The enemies of the Satori clan were coming up the valley towards this isolated cave. Yukio knew that, even though he could not see them. He had been born able to know certain things; it was a strange strain which had run through the Satori clan for as long as anybody knew. Sometimes it had skipped a generation. But the power to know things was within the blood of this clan.
For five years the forces of the shogun had been looking for him. He had never bowed down before Tokugawa Ieyasu, and he never would. His clan had fought against the Tokugawa clan and their allies. But they had lost, and Ieyasu had become shogun. It was then that his men had begun hunting down the remnants of the shattered Satori clan.
Yukio had hidden himself away in the cave, living off fish in mountain streams and wild berries, and spending time in silent contemplation. He had killed many people in a long career. But now he only wanted to live his final years in peace.
He had masked his presence in the valley with the power of his mind. But, as he had got older, it was clear that his power had faltered. Somebody must have remembered seeing the crazy old man who lived on the mountain, and reported his presence to the forces of the shogunate.

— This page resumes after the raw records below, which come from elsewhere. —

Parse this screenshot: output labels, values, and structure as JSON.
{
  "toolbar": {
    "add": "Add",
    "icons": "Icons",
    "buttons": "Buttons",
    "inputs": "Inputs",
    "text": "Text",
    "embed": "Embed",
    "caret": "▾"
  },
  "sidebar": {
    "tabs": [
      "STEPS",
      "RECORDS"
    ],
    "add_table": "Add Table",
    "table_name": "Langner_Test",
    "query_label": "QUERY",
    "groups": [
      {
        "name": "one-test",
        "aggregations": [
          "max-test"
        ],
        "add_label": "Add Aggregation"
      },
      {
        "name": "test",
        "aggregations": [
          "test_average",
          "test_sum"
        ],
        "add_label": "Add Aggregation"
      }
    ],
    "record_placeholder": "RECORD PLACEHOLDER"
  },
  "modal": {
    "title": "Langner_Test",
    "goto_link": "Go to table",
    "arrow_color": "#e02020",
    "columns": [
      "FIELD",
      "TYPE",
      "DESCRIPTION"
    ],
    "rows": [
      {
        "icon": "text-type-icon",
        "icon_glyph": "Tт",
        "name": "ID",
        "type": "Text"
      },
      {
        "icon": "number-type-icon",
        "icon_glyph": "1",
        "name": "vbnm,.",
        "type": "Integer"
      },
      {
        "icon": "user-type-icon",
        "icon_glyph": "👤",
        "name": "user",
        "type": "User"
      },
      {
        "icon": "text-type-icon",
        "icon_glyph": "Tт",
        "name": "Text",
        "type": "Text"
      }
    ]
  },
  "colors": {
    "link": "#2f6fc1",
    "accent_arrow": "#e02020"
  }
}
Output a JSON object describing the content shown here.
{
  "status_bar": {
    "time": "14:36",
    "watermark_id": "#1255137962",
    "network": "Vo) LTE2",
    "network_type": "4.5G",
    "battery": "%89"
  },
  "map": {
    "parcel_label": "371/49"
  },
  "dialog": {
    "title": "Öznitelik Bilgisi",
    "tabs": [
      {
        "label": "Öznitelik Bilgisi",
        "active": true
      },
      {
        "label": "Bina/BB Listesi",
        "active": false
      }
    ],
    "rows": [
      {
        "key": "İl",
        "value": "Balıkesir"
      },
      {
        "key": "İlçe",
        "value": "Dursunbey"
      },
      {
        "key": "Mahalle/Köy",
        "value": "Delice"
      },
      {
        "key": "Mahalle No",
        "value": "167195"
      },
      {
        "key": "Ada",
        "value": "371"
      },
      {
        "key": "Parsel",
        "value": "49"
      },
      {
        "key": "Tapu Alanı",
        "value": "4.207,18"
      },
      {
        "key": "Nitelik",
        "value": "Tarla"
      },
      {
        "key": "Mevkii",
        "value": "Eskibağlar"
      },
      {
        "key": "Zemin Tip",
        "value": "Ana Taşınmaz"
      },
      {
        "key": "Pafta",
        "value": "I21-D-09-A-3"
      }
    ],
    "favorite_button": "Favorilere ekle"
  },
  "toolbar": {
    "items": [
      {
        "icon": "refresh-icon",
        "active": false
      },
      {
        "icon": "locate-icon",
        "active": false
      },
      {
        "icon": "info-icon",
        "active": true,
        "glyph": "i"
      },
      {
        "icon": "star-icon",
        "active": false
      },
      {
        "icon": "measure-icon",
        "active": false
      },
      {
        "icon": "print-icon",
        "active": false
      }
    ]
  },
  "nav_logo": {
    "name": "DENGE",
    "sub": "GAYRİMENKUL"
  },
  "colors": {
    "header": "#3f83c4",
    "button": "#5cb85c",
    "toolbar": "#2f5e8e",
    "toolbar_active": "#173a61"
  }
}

Yukio glanced down at the lacquered scabbard of his sword. The main colour was black, and the design was of a tatsu – a dragon – flying up and around the scabbard. The dragon was a symbol of the Satori clan. A stylised head of the wise creature appeared on the mon which soldiers of the clan had used to carry into battle.
Yukio could sense the minds of the men searching for him. They had only sent a dozen men. Nowhere near enough.
He drew his katana out of its scabbard, and he gazed down at its mirrored surface of the Tamahagane steel. The reflection of his eyes gazed back up from the blade. At first Yukio did not know whose eyes they were. They looked like the wild eyes of a madman. It took him a second or two to realise that they were his.
The sword was one of the finest in all Nippon. It had taken weeks to make, by one of the finest smiths who had ever lived. The steel of the blade had been folded some twenty times. It was so sharp that Yukio had dreamt, once, that it could even cut the air in two. A leaf falling on the edge would be divided, two halves falling down onto the ground.
Yukio walked forwards from his cave, choosing the point where he would fight. Only a foolish warrior lets the enemy choose the battleground. He waited, at a small rise is the ground, for the soldiers to show themselves.
“I have found the way
Of the noblest warrior
Is to accept death.”
Yukio mumbled those words, a restatement of the hagakure. He had not really understood them until now.
He could see the twelve warriors, now, as they climbed up the valley. They were only yamabushi – mountain warriors, rather than samurai. They were armed with a variety of pole arms.
Yukio shouted a challenge and charged.